The problem:
Those lines of the data that hold the word "Occupancy" are to be copied out.

Given records:
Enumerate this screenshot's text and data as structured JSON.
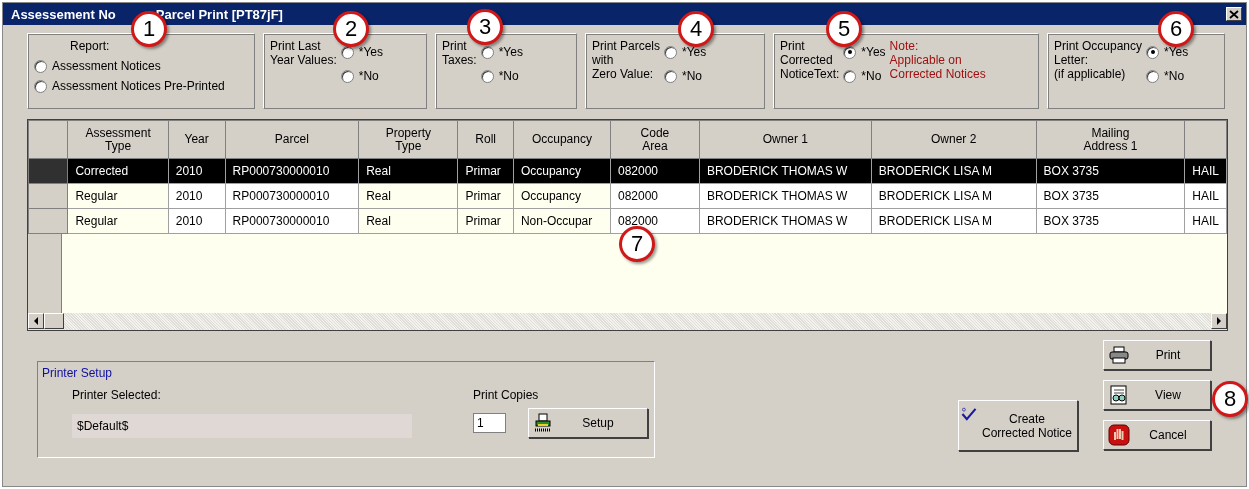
{
  "window": {
    "title_parts": [
      "Assessement No",
      "Parcel Print [PT87jF]"
    ]
  },
  "options": [
    {
      "kind": "report",
      "label": "Report:",
      "choices": [
        {
          "label": "Assessment Notices",
          "selected": false
        },
        {
          "label": "Assessment Notices Pre-Printed",
          "selected": false
        }
      ]
    },
    {
      "kind": "yesno",
      "label": "Print Last\nYear Values:",
      "choices": [
        {
          "label": "*Yes",
          "selected": false
        },
        {
          "label": "*No",
          "selected": false
        }
      ]
    },
    {
      "kind": "yesno",
      "label": "Print\nTaxes:",
      "choices": [
        {
          "label": "*Yes",
          "selected": false
        },
        {
          "label": "*No",
          "selected": false
        }
      ]
    },
    {
      "kind": "yesno",
      "label": "Print Parcels\nwith\nZero Value:",
      "choices": [
        {
          "label": "*Yes",
          "selected": false
        },
        {
          "label": "*No",
          "selected": false
        }
      ]
    },
    {
      "kind": "yesno",
      "label": "Print\nCorrected\nNoticeText:",
      "note": "Note:\nApplicable on\nCorrected Notices",
      "choices": [
        {
          "label": "*Yes",
          "selected": true
        },
        {
          "label": "*No",
          "selected": false
        }
      ]
    },
    {
      "kind": "yesno",
      "label": "Print Occupancy\nLetter:\n(if applicable)",
      "choices": [
        {
          "label": "*Yes",
          "selected": true
        },
        {
          "label": "*No",
          "selected": false
        }
      ]
    }
  ],
  "table": {
    "columns": [
      {
        "label": "Assessment\nType",
        "shaded": true
      },
      {
        "label": "Year",
        "shaded": false
      },
      {
        "label": "Parcel",
        "shaded": false
      },
      {
        "label": "Property\nType",
        "shaded": true
      },
      {
        "label": "Roll",
        "shaded": true
      },
      {
        "label": "Occupancy",
        "shaded": true
      },
      {
        "label": "Code\nArea",
        "shaded": false
      },
      {
        "label": "Owner 1",
        "shaded": false
      },
      {
        "label": "Owner 2",
        "shaded": false
      },
      {
        "label": "Mailing\nAddress 1",
        "shaded": false
      },
      {
        "shaded": false
      }
    ],
    "rows": [
      {
        "selected": true,
        "cells": [
          "Corrected",
          "2010",
          "RP000730000010",
          "Real",
          "Primar",
          "Occupancy",
          "082000",
          "BRODERICK THOMAS W",
          "BRODERICK LISA M",
          "BOX 3735",
          "HAIL"
        ]
      },
      {
        "selected": false,
        "cells": [
          "Regular",
          "2010",
          "RP000730000010",
          "Real",
          "Primar",
          "Occupancy",
          "082000",
          "BRODERICK THOMAS W",
          "BRODERICK LISA M",
          "BOX 3735",
          "HAIL"
        ]
      },
      {
        "selected": false,
        "cells": [
          "Regular",
          "2010",
          "RP000730000010",
          "Real",
          "Primar",
          "Non-Occupar",
          "082000",
          "BRODERICK THOMAS W",
          "BRODERICK LISA M",
          "BOX 3735",
          "HAIL"
        ]
      }
    ]
  },
  "printer_setup": {
    "title": "Printer Setup",
    "printer_label": "Printer Selected:",
    "printer_value": "$Default$",
    "copies_label": "Print Copies",
    "copies_value": "1",
    "setup_button": "Setup"
  },
  "create_button": "Create\nCorrected Notice",
  "action_buttons": [
    {
      "kind": "print",
      "label": "Print"
    },
    {
      "kind": "view",
      "label": "View"
    },
    {
      "kind": "cancel",
      "label": "Cancel"
    }
  ],
  "callouts": [
    "1",
    "2",
    "3",
    "4",
    "5",
    "6",
    "7",
    "8"
  ]
}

Answer for the task:
      "label": "Print Occupancy\nLetter:\n(if applicable)",
        "label": "Occupancy",
          "Occupancy",
          "Occupancy",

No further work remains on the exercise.